"All because when I should have been doing my job, I let myself be blinded by a relationship I never should have started in the first place. So when I tell you that there are reasons why that regulation exists, I'm not just quoting chapter and verse."

Diane frowned, trying to phrase her response carefully as if she was walking through a minefield and any misstep would blow her sky-high. "Even if we didn't—even if we never... I care about him, Lou. Every time he goes out there, every mission, I worry about him. I can't just turn off how I feel."

"I'm not asking you to stop caring about Jake," Lou said, her tone sympathetic. "What I am asking is that you learn to step back and see the big picture. In the end, it's as much for Jake as it is for you. I'm not asking you to blindly serve. But I am asking you to understand that as absurd as it sounds, there is no room for secrecy in this business. I can't protect Jake or the project, if I don't have your full co-operation. If you don't tell me what's really going on. Have I made myself clear?"

Diane nodded. "Yes, ma'am."

"Good." The moment between them of intimacy created by shared confidences was gone, vanished like mist burned off by strong sunlight. "You can go."

"Thank you," Diane said, not sure what else to say. Then she fled Lou's office.

"Kyle?" Jake asked as Kyle handed the bartender a twenty and shrugged on his coat. "What's with all the questions? Is something going on?"

"Nothing you need to worry about," Kyle assured him. "Just..."


"Walk soft, where Diane's concerned for a while. Especially around Lou."

Jake nodded slowly, and they stepped out into the damp and cool Baltimore evening.

Kyle knocked lightly on Lou's door before entering. She was sitting at her desk still, just as she had been that afternoon. But no files were open before her, and she appeared lost in thought. Kyle stopped just short of the corner of the desk, idly wondering if he'd worn a hole in the carpet yet in this particular spot. It always seemed to be the closest he got to her, these days.

"According to Jake, they're just friends."

"Do you believe him?" she asked, sounding weary.

"I have no reason not to."

Her smile was grim. "I'll hold you to that."

"Lou? What's really going on?"

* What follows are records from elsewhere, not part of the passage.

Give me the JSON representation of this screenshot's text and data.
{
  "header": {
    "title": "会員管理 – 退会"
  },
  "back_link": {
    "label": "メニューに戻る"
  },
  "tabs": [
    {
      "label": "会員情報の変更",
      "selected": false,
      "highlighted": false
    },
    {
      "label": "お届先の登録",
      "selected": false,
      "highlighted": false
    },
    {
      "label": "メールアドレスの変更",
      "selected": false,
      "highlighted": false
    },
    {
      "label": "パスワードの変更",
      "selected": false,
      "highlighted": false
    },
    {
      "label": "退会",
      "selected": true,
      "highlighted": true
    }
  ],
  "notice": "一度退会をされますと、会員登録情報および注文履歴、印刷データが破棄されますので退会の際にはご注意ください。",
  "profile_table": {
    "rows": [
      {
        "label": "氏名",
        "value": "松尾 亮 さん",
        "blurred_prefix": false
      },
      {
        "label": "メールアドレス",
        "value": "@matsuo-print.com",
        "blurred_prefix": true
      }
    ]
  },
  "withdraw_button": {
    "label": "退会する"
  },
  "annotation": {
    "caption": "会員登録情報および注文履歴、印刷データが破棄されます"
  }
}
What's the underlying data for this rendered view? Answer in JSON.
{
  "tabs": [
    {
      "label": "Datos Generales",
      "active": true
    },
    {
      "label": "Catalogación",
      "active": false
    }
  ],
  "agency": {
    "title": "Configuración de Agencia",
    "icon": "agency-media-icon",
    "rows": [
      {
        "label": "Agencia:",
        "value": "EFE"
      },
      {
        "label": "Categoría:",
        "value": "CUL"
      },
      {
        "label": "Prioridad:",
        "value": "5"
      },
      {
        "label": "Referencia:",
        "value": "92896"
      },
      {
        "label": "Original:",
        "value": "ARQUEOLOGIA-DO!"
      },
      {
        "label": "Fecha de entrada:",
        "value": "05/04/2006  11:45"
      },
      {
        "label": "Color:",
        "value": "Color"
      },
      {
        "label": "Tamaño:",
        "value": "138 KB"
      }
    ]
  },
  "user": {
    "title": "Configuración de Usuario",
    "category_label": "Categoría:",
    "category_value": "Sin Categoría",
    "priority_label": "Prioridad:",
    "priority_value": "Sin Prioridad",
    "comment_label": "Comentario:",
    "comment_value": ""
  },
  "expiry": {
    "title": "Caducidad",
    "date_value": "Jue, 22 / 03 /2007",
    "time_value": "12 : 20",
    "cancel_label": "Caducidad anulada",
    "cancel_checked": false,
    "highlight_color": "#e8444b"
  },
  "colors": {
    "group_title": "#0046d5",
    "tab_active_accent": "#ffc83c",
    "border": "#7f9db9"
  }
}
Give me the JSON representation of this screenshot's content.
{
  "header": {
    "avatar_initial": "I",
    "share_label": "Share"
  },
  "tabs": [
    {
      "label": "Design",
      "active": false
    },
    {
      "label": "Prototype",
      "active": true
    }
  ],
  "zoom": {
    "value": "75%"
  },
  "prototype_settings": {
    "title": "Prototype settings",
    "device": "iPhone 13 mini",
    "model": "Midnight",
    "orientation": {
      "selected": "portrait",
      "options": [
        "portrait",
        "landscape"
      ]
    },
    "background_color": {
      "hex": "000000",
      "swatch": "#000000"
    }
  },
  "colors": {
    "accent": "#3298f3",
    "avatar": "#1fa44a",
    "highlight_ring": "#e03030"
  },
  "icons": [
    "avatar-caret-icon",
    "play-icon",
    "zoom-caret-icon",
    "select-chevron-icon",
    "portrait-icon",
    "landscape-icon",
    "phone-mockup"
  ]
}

She leaned back in the chair, lifting her chin a fraction. "It was time someone read Dr. Hughes the riot act. I should have done it after that mess in Seattle, but it never occurred to me she'd pull the same stunt twice. Not a mistake I'll be making again."

"No offence, but you do realise that this is most likely shutting the barn door after the horse has bolted, right?"

The line of her mouth tightened slightly. "Someone around here has to make the hard choices, Kyle. I learned a long time ago to accept that, more often than not, that someone is me. She doesn't have to like me. All she has to do is trust me."

"If you'd asked me a month ago, I'd have said she liked and trusted you."


"I'm serious, Lou." He sighed. "Look, something went down with the two of them in Philadelphia. We both know that. But it looks like they're handling it themselves. You're the one who always says we're supposed to use a scalpel, not a baseball bat."

"And your point?"

"Is this really about Jake and Diane? Or is this about Alex?"

"It has everything to do with Alex."

His surprise at her forthrightness must have shown on his face.

"I want her to learn from my mistakes," Lou continued. "And if she can't do that, then I want her to follow my goddamn orders."

Kyle digested this information, and then decided to take a chance, knowing he was potentially crossing a line. But it was a line that he felt needed crossing.

"I know you want Diane to learn from your mistakes. But punishing her and Jake for your sins? That's a little medieval even for you. And I say that as your friend."

"I'm not looking for a friend right now, Kyle. I'm looking at my second in command and expecting him to back me up."

"I've always got your back. You know that."

"Good. We've a briefing at 0800. You should probably head home."

The dismissal stung slightly, but Kyle accepted it. He had no other choice. When he reached the door, however, he turned back to her.



"I know Warner's playing hardball. But you don't have to out-bitch her just to keep up."

"I'll keep that in mind."